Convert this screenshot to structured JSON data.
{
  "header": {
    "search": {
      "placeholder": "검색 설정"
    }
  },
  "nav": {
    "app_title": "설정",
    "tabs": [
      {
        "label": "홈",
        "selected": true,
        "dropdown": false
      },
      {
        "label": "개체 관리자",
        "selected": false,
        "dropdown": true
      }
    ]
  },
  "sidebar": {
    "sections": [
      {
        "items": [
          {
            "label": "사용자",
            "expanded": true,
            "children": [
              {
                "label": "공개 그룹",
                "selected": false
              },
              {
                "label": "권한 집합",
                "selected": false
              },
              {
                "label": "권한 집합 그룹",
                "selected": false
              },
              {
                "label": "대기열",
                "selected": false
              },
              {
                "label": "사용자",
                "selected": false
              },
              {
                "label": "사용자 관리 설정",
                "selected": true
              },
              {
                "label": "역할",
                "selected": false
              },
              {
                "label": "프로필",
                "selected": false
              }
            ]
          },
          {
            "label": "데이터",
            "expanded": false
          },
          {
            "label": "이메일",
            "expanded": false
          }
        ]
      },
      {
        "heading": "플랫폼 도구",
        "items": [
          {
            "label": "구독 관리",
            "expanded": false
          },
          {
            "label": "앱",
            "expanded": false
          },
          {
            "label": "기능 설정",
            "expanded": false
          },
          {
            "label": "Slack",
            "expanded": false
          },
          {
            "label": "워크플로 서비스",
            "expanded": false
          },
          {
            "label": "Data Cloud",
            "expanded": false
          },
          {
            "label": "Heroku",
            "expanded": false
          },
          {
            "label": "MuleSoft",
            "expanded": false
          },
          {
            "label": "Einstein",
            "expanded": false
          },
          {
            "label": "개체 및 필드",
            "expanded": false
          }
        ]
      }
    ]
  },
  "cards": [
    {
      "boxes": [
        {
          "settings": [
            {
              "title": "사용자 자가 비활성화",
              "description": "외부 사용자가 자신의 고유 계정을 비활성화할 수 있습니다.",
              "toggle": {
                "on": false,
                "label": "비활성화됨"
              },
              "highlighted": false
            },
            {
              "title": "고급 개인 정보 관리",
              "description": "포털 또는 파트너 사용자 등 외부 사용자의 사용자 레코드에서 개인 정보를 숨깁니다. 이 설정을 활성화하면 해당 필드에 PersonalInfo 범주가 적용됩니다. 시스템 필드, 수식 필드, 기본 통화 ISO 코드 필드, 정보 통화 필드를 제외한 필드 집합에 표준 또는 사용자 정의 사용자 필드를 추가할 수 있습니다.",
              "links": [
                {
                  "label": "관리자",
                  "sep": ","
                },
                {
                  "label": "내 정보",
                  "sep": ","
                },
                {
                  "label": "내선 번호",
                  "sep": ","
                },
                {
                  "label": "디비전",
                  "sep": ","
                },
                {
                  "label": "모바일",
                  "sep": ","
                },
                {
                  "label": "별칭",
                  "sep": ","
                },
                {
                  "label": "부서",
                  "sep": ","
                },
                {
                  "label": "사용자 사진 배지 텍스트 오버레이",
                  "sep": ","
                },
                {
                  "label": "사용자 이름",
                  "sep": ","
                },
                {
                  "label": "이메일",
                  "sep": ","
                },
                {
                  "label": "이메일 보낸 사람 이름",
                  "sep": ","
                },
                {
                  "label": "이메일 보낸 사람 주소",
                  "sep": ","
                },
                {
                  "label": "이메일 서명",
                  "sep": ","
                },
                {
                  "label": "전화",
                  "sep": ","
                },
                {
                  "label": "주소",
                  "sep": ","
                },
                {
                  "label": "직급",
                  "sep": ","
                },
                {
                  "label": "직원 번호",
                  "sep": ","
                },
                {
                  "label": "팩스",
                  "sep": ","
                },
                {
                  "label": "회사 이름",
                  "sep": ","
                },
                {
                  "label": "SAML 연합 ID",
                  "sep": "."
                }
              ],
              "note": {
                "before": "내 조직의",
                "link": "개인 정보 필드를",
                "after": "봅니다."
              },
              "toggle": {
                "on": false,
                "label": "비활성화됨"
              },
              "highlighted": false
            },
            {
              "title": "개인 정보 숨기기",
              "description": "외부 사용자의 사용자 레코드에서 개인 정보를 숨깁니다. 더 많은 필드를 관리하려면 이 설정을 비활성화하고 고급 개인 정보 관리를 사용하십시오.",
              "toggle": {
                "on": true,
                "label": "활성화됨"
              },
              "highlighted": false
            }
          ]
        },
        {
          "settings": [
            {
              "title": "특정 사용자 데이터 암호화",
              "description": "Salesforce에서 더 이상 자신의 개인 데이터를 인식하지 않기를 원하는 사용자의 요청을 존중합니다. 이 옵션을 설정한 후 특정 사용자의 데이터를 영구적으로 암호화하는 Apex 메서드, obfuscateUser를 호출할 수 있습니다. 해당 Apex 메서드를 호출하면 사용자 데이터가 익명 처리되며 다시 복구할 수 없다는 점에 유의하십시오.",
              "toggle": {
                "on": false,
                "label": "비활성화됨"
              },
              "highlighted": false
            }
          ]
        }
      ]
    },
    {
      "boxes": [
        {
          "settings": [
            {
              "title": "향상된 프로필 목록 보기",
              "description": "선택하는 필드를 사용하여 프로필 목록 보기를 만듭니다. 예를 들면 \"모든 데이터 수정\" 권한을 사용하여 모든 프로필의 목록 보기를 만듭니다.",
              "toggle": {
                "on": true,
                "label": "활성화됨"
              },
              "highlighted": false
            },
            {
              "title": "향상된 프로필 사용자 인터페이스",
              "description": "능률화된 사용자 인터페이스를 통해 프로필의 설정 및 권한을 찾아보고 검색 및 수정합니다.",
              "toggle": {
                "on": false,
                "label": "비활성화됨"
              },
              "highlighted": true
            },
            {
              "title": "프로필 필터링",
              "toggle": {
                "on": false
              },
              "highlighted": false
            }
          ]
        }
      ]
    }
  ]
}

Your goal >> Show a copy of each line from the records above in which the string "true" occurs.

Solved problem >>
        "selected": true,
        "dropdown": true
            "expanded": true,
                "selected": true
                "on": true,
                "on": true,
              "highlighted": true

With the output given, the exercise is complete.